the hell that is) is exposed by the male prostitute he may have visited and gotten meth from, that's American humor. Feel
sorry for his kids but this ain't a mom and pop operation (Haggard was one of the biggest evangelicals in the country and
had access to the conservative power structure). The tragedy is, according to the Denver Post, he had been struggling with
this all his adult life; maybe he wouldn't have had to struggle with it if he wasn't brainwashed to hate himself for who he
is. I'd almost be sad if Haggard wasn't so arrogant (his cameo in the movie Jesus Camp being a major case in point). While
the amendments against gay marriage passed (wrongly in my opinion) in almost all the states they were proposed in (Arizona,
surprisingly, rejected it), the scandals definitely raised some questions about possible skeletons in the conservatives';
closets (no pun intended).
The most surprising cultural moment is also possibly one of the funniest. In late April of last year, Stephen Colbert
appeared at the White House Correspondents Dinner. Most people expected the usual light joking and trying not to shock.
Colbert stayed in character and basically mocked Dubya almost to his face via satire. It can be argued he meant to make people
laugh, and the roast is a comedy tradition. However, Colbert's target proved to have no sense of humor, and Colbert ended
up making the statement most of us wanted to make towards the war criminal we call our President. Clips of this event are
floating online if you know where to look. If you haven't seen this, do so. It has to be seen to be fully appreciated.
While the mainstream media continued to push their pablum down our throats, the country seems to live in shellshock.
The things mentioned above are just a brief example of what went down (and will probably be updated), but a glimpse of where
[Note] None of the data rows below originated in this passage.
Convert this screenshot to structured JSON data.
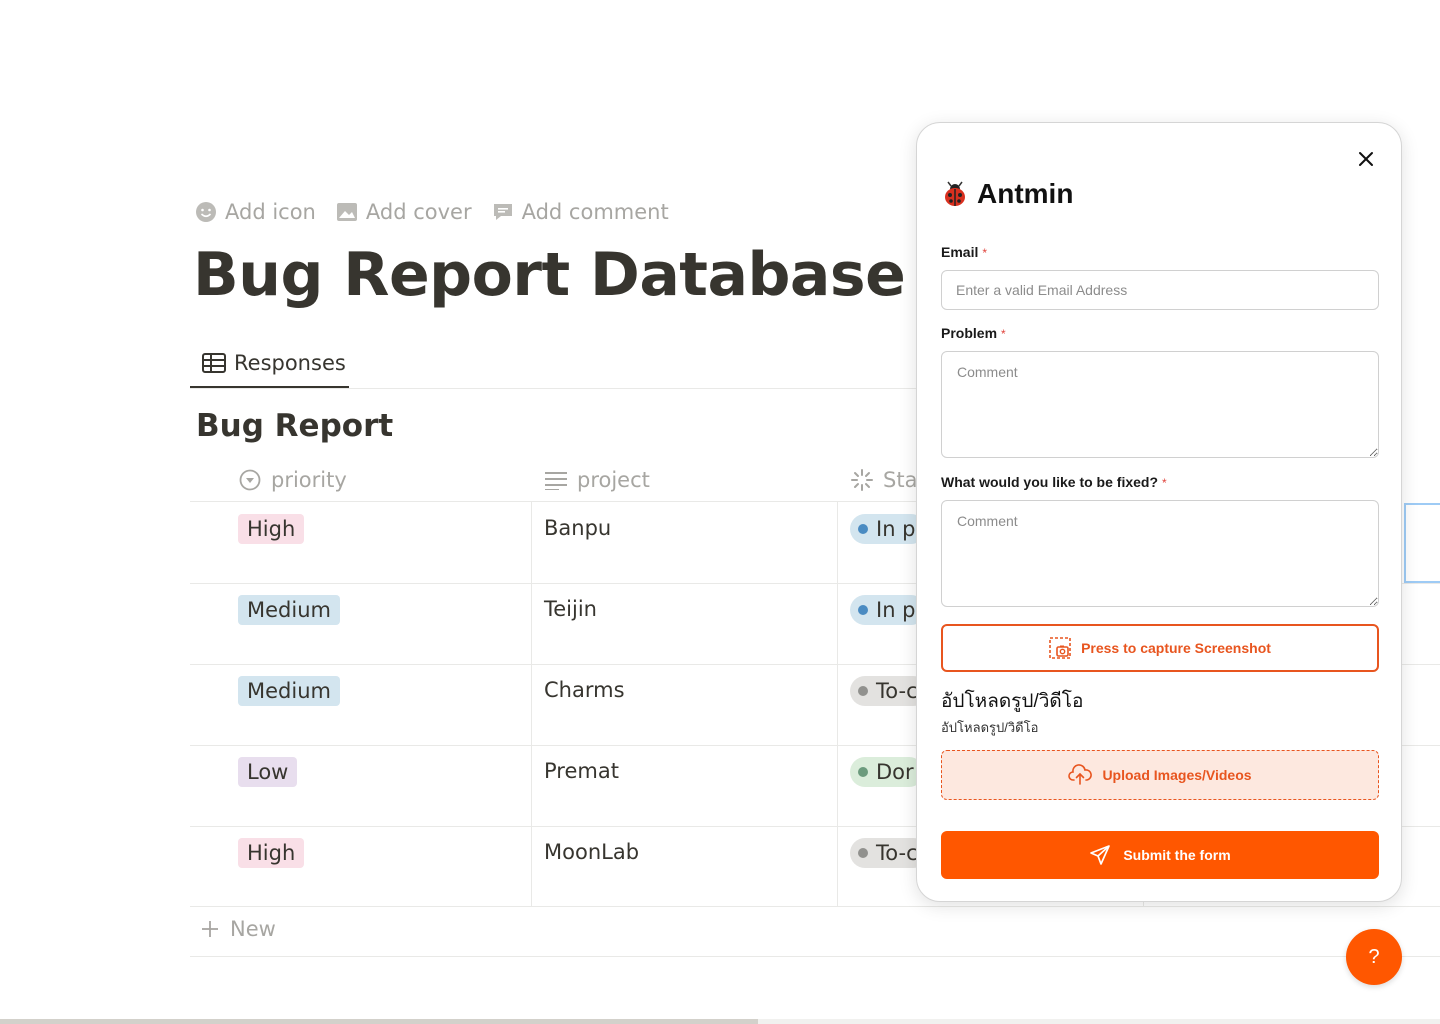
{
  "page": {
    "actions": [
      {
        "label": "Add icon",
        "icon": "smiley-icon"
      },
      {
        "label": "Add cover",
        "icon": "image-icon"
      },
      {
        "label": "Add comment",
        "icon": "comment-icon"
      }
    ],
    "title": "Bug Report Database",
    "view_tab": {
      "label": "Responses",
      "icon": "table-icon"
    },
    "database_title": "Bug Report",
    "columns": [
      {
        "label": "priority",
        "icon": "select-icon"
      },
      {
        "label": "project",
        "icon": "text-icon"
      },
      {
        "label": "Stat",
        "icon": "status-icon"
      }
    ],
    "rows": [
      {
        "priority": "High",
        "project": "Banpu",
        "status": "In p",
        "status_kind": "in-progress"
      },
      {
        "priority": "Medium",
        "project": "Teijin",
        "status": "In p",
        "status_kind": "in-progress"
      },
      {
        "priority": "Medium",
        "project": "Charms",
        "status": "To-c",
        "status_kind": "todo"
      },
      {
        "priority": "Low",
        "project": "Premat",
        "status": "Dor",
        "status_kind": "done"
      },
      {
        "priority": "High",
        "project": "MoonLab",
        "status": "To-c",
        "status_kind": "todo"
      }
    ],
    "new_row_label": "New"
  },
  "widget": {
    "brand_name": "Antmin",
    "brand_icon": "ladybug-icon",
    "email": {
      "label": "Email",
      "required_mark": "*",
      "placeholder": "Enter a valid Email Address",
      "value": ""
    },
    "problem": {
      "label": "Problem",
      "required_mark": "*",
      "placeholder": "Comment",
      "value": ""
    },
    "fix": {
      "label": "What would you like to be fixed?",
      "required_mark": "*",
      "placeholder": "Comment",
      "value": ""
    },
    "capture_label": "Press to capture Screenshot",
    "upload_title": "อัปโหลดรูป/วิดีโอ",
    "upload_subtitle": "อัปโหลดรูป/วิดีโอ",
    "upload_label": "Upload Images/Videos",
    "submit_label": "Submit the form",
    "help_label": "?"
  },
  "colors": {
    "accent": "#ff5700",
    "accent_outline": "#e8551f",
    "tag_high": "#f9dfe7",
    "tag_medium": "#d3e5ef",
    "tag_low": "#e8deee",
    "status_in_progress": "#d3e5ef",
    "status_todo": "#e3e2e0",
    "status_done": "#dbeddb"
  }
}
we're at now. What happens in the next year is anyone's guess. I just hope it gets better. We could use some change about